Hartley and Handi Quilter Rulers I'm Using for Tabby Mountain
The 12" long Hartley ruler on the left is the one I am using for all of the long diagonal lines on this quilt.  It came as a freebie with the purchase of the Hartley ruler base that I had to buy for my Millennium in order to quilt with rulers.  The 2" x 6"  HQ Mini Ruler on the right was much easier to control for stitching the shorter SID distances horizontally.  I feel like I'm going to be using that one a lot!  I put a couple of TrueGrips on my HQ Mini Ruler to reduce the tendency for the slick acrylic to slip and slide on top of my quilt while I'm stitching, and those work fine for small rulers, but I've got two lengths of Nexcare first aid tape to tame the slippery bottom of my 12" ruler.  The first aid tape is clear, has a slight rubbery grip to it, and is easy to tear off at the end of the ruler when you're putting it on.  This is the stuff I use, and since it comes in 20-yard rolls it's ridiculously inexpensive:

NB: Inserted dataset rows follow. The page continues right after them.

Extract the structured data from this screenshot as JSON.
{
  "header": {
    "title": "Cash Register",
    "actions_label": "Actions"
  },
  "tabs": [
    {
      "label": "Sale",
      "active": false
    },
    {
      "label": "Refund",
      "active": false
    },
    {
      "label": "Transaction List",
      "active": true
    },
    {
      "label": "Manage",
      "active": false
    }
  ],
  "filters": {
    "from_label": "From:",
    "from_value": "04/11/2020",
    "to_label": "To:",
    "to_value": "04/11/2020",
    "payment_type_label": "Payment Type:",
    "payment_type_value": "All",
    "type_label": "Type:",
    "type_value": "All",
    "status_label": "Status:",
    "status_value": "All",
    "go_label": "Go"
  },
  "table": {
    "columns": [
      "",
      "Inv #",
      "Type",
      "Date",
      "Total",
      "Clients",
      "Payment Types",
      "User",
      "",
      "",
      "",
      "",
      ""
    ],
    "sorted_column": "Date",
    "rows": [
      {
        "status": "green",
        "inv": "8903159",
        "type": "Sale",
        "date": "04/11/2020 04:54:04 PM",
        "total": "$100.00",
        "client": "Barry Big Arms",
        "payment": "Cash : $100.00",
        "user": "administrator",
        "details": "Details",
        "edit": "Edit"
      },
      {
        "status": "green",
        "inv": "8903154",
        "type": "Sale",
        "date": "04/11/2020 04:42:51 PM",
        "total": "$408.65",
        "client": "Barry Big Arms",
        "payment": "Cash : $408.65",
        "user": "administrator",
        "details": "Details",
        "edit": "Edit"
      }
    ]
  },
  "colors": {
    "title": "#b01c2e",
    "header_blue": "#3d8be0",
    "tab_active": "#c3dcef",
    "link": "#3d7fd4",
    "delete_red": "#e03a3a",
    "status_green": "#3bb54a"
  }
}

And once again, my "quick blog update" has grown into a monstrously long post.  Meanwhile, I've got just ONE MORE ROW of solid fabric triangles to be quilted with the ruler before I can roll back up to the top of the quilt and begin free motion quilting in the print fabric triangles!

And now, for my Question Of the Day:

What is YOUR favorite notion, product or tool that you routinely use for your sewing or quilting, that is NOT intended for or marketed for that purpose?  Let me know in the comments!

Today I'm linking up with:


Karen - Quilts...etc. said...

I think you are doing great work on your longarm - learning is a long process but you appear to be getting the hang of it for sure. I can't think of any product off hand that I use that is for something else

Rebecca Grace said...

I can think of something! You showed how you were using antique irons as weights or something once!

Ramona said...

Your quilting is coming along beautifully. It’s a bonus that you are having so much fun. I have two things I use for quilting that are not sewing notions. First is a cookie sheet. I use it to carry pieces from my cutting table to my machine. I also use one to keep my little things together next to my machine. The second thing is a milk glass dish with a lacy edge. Scissors, seam rippers, pens, etc. go in the lacy holes and pins are in the bowl. Have a great week!

Unknown said...

I sew a lot of garments and made my own pattern weights from old bearings from my husbands shop. I cover them with felt and they works pretty good.

Arna said...

My favorite tool for sewing are the bloc loc templates that I use for squaring up my half square triangles.